- Exercise instructions
Copy each line of the records that includes "value".

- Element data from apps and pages
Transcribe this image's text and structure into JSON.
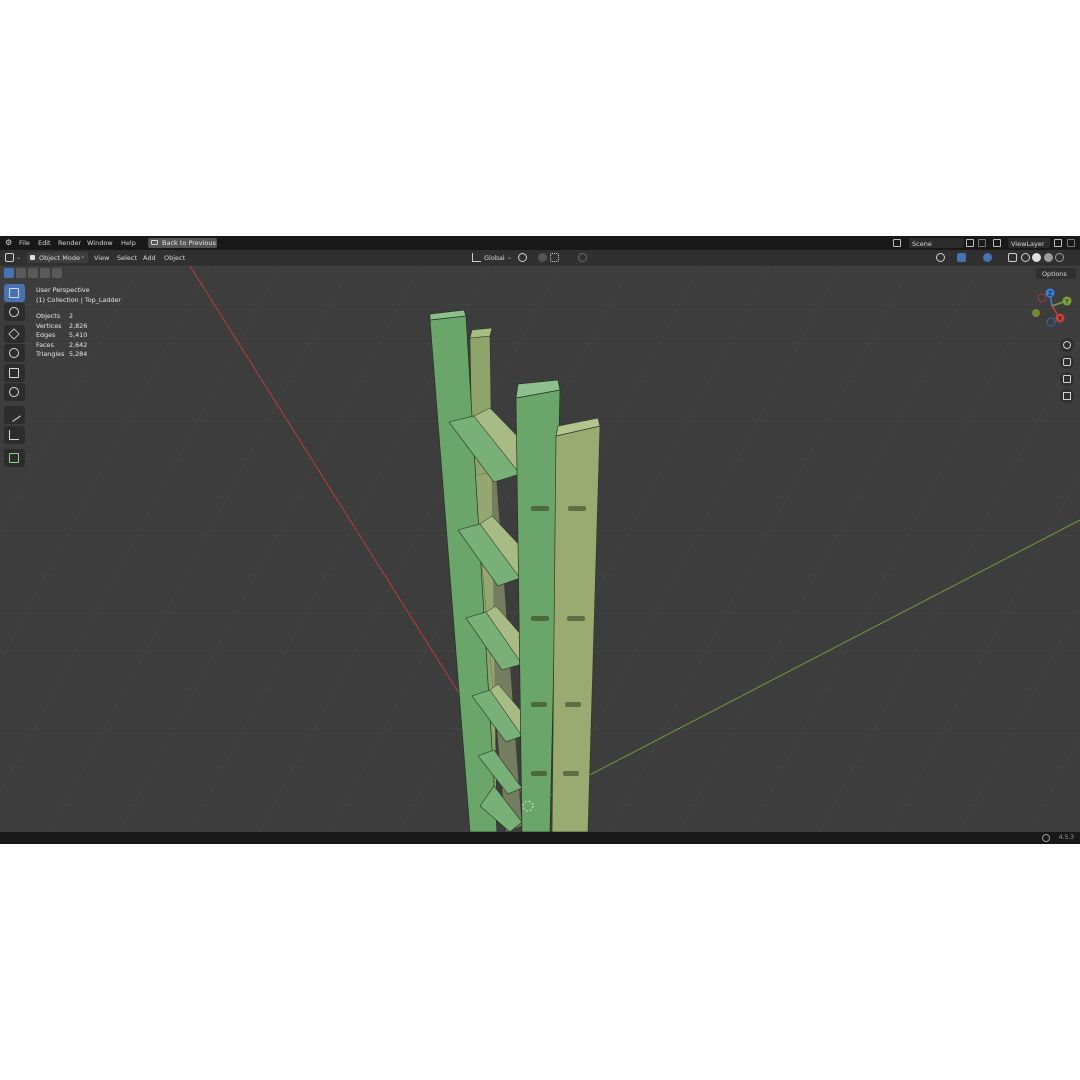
{
  "menu": {
    "items": [
      "File",
      "Edit",
      "Render",
      "Window",
      "Help"
    ],
    "back_button": "Back to Previous",
    "scene": "Scene",
    "view_layer": "ViewLayer"
  },
  "header": {
    "mode": "Object Mode",
    "menus": [
      "View",
      "Select",
      "Add",
      "Object"
    ],
    "orientation": "Global",
    "options": "Options"
  },
  "viewport": {
    "perspective": "User Perspective",
    "collection": "(1) Collection | Top_Ladder",
    "stats": [
      {
        "label": "Objects",
        "value": "2"
      },
      {
        "label": "Vertices",
        "value": "2,826"
      },
      {
        "label": "Edges",
        "value": "5,410"
      },
      {
        "label": "Faces",
        "value": "2,642"
      },
      {
        "label": "Triangles",
        "value": "5,284"
      }
    ],
    "gizmo_axes": [
      "X",
      "Y",
      "Z"
    ]
  },
  "status": {
    "version": "4.5.3"
  },
  "colors": {
    "accent": "#4772b3",
    "viewport_bg": "#3d3d3d",
    "ladder_green": "#6aa56a",
    "axis_x": "#c8403f",
    "axis_y": "#7ba23a",
    "axis_z": "#3b7fd4"
  },
  "icons": [
    "blender-logo",
    "select-box-icon",
    "cursor-icon",
    "move-icon",
    "rotate-icon",
    "scale-icon",
    "transform-icon",
    "annotate-icon",
    "measure-icon",
    "add-cube-icon",
    "zoom-icon",
    "hand-icon",
    "camera-icon",
    "grid-icon",
    "globe-icon"
  ]
}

- Written answer
        "value": "2"
        "value": "2,826"
        "value": "5,410"
        "value": "2,642"
        "value": "5,284"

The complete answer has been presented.